Henry-Kissinger

Henry Kissinger, a pivotal figure in U.S. diplomacy, passed away at his Connecticut residence at the age of 100, as confirmed by his geopolitical consulting firm, Kissinger Associates Inc. The circumstances of his death were not disclosed.


His private family interment will precede a later public memorial service in New York City.


Kissinger remained active well beyond his centennial year, participating in White House meetings, authoring a book on leadership, and addressing the Senate on North Korea's nuclear threat. In an unexpected move in July 2023, he visited Beijing to meet with Chinese President Xi Jinping.


Amid the Cold War in the 1970s, his tenure as national security adviser and secretary of state during Richard Nixon's presidency saw his involvement in pivotal global events. He was instrumental in pivotal diplomatic breakthroughs, including the U.S. opening to China, significant arms control negotiations with the Soviet Union, advancements in Israeli-Arab relations, and the Paris Peace Accords with North Vietnam.

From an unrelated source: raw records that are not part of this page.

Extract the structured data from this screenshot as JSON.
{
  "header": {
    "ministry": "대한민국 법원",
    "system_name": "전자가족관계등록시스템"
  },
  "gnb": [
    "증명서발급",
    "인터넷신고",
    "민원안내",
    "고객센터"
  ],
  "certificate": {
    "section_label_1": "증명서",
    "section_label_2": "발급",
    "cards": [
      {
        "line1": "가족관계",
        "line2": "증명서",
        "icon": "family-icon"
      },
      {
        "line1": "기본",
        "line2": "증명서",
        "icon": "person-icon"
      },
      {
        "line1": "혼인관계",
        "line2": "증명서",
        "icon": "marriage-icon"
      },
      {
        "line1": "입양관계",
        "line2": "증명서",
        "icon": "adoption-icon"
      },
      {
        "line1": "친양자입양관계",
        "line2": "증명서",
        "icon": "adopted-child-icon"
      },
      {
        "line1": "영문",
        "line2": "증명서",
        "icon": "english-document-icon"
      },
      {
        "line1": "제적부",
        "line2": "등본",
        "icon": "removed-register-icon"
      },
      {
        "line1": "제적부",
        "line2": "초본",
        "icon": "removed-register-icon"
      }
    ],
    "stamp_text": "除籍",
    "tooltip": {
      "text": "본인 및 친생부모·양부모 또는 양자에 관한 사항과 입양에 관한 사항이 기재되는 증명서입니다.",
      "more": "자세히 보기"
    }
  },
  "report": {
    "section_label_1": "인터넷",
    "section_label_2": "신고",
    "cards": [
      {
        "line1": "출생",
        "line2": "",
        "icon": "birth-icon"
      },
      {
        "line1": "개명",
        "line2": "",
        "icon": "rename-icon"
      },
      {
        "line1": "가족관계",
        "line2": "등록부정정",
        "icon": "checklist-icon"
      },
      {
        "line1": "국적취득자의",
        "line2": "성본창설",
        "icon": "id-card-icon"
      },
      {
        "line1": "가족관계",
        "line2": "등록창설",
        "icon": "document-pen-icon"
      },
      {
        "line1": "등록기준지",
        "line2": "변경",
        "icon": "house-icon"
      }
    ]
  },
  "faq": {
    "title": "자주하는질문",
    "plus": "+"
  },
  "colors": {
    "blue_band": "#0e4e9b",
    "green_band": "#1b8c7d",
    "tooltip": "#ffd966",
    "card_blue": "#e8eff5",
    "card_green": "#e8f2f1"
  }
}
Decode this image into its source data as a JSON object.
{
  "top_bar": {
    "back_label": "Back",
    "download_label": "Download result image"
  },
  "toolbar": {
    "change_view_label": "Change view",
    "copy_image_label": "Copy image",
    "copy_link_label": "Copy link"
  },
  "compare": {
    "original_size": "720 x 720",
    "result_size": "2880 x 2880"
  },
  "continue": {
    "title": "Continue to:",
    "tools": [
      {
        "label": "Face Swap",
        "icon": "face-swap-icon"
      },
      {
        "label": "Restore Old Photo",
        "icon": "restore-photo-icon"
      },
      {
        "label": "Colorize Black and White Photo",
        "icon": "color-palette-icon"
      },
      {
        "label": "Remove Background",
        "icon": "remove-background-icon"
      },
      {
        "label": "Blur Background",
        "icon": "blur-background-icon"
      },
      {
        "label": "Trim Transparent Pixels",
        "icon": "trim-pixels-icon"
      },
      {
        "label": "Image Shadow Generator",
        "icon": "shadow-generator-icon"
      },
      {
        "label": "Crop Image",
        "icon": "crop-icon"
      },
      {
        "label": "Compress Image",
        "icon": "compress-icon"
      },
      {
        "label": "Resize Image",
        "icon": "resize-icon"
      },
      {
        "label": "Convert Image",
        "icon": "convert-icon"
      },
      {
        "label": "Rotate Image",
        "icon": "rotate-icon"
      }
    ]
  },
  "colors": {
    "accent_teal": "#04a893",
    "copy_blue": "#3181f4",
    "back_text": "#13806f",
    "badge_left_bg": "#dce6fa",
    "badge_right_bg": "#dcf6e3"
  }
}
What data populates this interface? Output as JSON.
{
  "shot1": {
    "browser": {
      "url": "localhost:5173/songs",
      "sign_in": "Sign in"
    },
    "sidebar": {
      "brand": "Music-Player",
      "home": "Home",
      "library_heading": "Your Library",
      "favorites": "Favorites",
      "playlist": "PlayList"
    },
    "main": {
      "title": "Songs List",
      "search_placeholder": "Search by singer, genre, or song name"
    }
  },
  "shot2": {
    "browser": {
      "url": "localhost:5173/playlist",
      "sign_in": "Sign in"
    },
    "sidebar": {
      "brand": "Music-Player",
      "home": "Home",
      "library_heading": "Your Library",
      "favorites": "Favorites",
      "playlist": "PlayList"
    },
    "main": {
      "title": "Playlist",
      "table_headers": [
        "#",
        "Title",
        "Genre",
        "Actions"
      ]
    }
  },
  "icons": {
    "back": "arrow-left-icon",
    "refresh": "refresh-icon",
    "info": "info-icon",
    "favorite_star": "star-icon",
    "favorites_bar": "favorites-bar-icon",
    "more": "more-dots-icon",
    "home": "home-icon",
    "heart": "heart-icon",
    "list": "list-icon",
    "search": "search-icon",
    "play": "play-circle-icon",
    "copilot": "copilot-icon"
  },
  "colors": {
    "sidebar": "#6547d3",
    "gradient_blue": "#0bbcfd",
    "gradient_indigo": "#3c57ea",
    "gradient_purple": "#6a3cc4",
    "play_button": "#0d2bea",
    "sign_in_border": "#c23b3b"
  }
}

Although Nixon's resignation amid the Watergate scandal reduced Kissinger's dominance in shaping U.S. foreign policy, he remained a force as Secretary of State under Gerald Ford. However, his tenure was contentious, drawing both admiration for his intellect and experience and criticism for his backing of anti-communist dictatorships, notably in Latin America.


Kissinger's complex legacy evoked admiration and controversy. While praised for his diplomatic acumen, he faced accusations of war crimes. His 1973 Nobel Peace Prize, shared with Le Duc Tho (who declined the award), stirred significant controversy due to questions surrounding the secret U.S. bombings in Cambodia.


Ford lauded Kissinger as a "super secretary of state" but also noted his sensitivity and unwavering self-assurance, often criticized as paranoia and egotism by detractors.


Born Heinz Alfred Kissinger in Germany in 1923, he immigrated to the U.S. in 1938, escaping the Nazi regime. He adopted the name Henry, became a U.S. citizen in 1943, and pursued education at Harvard University. His career intertwined academia with government consultancy, eventually leading to his pivotal role in Nixon's administration.


Kissinger's tenure marked by significant diplomatic achievements, including the opening of relations with China and crucial Middle East negotiations, was shadowed by controversies like his involvement in Vietnam and allegations of supporting dictatorships in Latin America. After leaving government, he continued to exert influence through his consulting firm, writings, and public commentary on international affairs.